First published in 1978, the CDS is an invaluable tool for identifying depressed children. Six sub-scales measure affective response, social problems, self-esteem, pre-occupation with own sickness or death, guilt, pleasure and enjoyment. Children post responses into one of five boxes – “Very Right”, “Right”, “Don’t know / Not Sure”, “Wrong”, or “Very Wrong”.
A parent’s questionnaire allows for others to report on the child’s behaviour and feelings. The questionnaire is intended for use with parents, siblings, teachers and relatives of the child to provide another index of the child’s depression or well-being.
The CDS is used by clinicians for therapy as well as assessment. In counselling and psychotherapy the CDS helps children acknowledge their sadness or depression. It is also used in family therapy to help children and parents talk to each other about their feelings. The scale has a game-like quality which facilitates the children’s ability to communicate more fully their experience.
For assessment of depression, the CDS provides an indication of the child’s depression along two continua: depression and the capacity to enjoy life.
This scale has been extensively used in many countries to research depression in children, and has been translated into several different languages, including Spanish, Italian, Dutch, Japanese, Hindu and Arabic.
‘The centerpiece of the CDS remains the empathic and playful means of interacting with a young person as they provide reliable and valid information on both their pleasurable and depressive feelings. To this has now been added robust means of gathering helpful information from parents and teachers which will enrich the assessment and treatment of depressed children and enhance research.’

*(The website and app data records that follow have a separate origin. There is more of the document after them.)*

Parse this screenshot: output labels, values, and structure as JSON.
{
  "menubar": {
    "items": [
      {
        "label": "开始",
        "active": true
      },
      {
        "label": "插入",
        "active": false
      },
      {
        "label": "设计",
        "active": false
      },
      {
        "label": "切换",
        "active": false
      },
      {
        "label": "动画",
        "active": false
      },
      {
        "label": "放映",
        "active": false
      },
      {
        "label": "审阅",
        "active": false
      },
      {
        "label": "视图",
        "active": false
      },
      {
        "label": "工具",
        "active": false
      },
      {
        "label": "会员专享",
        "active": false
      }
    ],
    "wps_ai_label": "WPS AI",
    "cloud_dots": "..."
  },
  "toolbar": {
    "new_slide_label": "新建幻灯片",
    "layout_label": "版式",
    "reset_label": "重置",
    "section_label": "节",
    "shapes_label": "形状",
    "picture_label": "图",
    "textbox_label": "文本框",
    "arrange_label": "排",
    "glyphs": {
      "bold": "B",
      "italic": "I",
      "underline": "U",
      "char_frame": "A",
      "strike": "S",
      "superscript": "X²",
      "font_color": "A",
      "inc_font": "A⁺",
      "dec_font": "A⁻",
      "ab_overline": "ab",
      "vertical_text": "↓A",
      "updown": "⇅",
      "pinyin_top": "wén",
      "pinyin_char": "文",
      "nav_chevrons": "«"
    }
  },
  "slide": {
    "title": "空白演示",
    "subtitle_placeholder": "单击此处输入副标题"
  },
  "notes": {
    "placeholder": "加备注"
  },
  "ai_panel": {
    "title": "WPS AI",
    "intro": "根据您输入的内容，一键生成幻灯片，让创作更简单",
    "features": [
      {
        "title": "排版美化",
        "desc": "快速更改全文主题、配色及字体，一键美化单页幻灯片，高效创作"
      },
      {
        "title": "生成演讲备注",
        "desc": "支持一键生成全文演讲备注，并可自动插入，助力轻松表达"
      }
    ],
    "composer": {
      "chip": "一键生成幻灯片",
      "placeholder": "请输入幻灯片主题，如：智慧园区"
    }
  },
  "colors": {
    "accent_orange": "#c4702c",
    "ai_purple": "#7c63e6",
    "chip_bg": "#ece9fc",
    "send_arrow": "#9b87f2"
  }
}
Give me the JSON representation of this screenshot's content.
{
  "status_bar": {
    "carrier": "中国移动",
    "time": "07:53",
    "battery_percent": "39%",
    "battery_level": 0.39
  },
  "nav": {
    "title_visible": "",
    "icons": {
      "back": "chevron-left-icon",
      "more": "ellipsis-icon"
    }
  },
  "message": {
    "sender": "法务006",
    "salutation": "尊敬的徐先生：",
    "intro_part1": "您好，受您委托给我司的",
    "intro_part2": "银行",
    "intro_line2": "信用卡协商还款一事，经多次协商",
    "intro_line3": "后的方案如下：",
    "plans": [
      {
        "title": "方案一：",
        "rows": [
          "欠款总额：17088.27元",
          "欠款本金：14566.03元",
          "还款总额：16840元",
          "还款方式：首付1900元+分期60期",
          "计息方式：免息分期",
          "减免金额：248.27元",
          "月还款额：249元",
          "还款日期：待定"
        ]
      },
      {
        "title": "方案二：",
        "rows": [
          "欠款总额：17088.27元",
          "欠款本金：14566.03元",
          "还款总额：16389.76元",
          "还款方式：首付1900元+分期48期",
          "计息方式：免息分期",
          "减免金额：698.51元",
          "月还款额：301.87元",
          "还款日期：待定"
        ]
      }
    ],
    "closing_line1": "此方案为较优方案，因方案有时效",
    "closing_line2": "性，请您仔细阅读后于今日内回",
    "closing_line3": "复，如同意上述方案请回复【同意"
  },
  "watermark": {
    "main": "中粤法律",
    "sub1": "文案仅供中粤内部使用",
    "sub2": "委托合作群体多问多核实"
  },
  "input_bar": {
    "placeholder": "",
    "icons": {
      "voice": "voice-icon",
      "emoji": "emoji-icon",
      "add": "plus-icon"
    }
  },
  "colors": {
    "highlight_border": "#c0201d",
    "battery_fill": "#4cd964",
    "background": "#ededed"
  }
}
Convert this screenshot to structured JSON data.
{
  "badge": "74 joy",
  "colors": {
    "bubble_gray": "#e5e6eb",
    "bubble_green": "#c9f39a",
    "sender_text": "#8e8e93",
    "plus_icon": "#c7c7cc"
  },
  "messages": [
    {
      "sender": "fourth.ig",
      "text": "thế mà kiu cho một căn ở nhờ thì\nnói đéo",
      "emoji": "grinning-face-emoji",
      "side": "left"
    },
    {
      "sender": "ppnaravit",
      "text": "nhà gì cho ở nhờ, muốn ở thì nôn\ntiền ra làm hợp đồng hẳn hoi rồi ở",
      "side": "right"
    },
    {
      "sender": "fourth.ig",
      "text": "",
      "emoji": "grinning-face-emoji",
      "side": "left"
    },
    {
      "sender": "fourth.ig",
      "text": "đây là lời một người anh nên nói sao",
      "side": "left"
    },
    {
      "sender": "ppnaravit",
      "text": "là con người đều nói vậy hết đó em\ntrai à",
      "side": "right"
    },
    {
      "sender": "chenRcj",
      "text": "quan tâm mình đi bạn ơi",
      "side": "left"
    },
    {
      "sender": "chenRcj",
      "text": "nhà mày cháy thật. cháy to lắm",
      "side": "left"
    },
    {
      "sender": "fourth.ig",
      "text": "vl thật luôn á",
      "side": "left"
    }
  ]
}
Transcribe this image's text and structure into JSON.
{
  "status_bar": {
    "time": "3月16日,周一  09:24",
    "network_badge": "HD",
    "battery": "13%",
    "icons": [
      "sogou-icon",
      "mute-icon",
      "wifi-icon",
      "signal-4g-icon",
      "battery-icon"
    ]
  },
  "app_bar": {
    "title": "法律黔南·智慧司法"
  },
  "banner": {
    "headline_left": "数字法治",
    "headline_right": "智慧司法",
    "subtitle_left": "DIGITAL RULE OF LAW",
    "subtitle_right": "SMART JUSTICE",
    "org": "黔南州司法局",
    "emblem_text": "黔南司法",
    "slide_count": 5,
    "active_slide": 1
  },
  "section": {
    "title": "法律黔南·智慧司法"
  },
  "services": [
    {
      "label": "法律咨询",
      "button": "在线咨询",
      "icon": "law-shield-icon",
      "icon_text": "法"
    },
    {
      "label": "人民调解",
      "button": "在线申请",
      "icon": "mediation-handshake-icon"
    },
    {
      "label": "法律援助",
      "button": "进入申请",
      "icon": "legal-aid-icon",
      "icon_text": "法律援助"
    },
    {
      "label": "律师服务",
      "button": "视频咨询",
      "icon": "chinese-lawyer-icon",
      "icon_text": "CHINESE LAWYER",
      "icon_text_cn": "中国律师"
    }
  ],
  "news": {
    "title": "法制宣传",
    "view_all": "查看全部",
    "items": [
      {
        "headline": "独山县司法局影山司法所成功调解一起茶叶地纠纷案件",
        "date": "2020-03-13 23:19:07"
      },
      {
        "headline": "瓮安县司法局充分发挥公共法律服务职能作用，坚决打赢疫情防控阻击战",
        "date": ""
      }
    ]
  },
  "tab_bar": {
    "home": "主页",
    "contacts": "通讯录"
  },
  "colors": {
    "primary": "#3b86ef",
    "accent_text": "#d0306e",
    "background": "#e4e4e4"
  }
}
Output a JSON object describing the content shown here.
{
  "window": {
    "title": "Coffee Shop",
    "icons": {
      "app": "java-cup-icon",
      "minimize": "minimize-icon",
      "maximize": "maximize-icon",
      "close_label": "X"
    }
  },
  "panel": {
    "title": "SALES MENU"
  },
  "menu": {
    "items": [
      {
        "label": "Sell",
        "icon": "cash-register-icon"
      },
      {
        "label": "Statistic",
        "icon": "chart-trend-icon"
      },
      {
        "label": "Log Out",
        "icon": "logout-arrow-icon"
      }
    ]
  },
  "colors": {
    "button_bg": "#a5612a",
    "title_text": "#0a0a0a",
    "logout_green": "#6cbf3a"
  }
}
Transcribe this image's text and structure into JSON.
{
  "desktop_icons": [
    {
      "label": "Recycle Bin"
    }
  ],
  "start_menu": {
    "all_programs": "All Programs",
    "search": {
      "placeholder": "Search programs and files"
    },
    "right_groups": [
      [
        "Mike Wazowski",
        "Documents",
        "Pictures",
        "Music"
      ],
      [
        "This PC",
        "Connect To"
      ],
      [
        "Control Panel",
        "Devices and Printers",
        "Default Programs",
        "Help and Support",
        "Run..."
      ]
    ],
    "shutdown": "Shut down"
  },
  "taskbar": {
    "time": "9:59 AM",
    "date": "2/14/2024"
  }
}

~ Professor Bruce Tonge, Monash University, Centre for Developmental Psychiatry and Psychology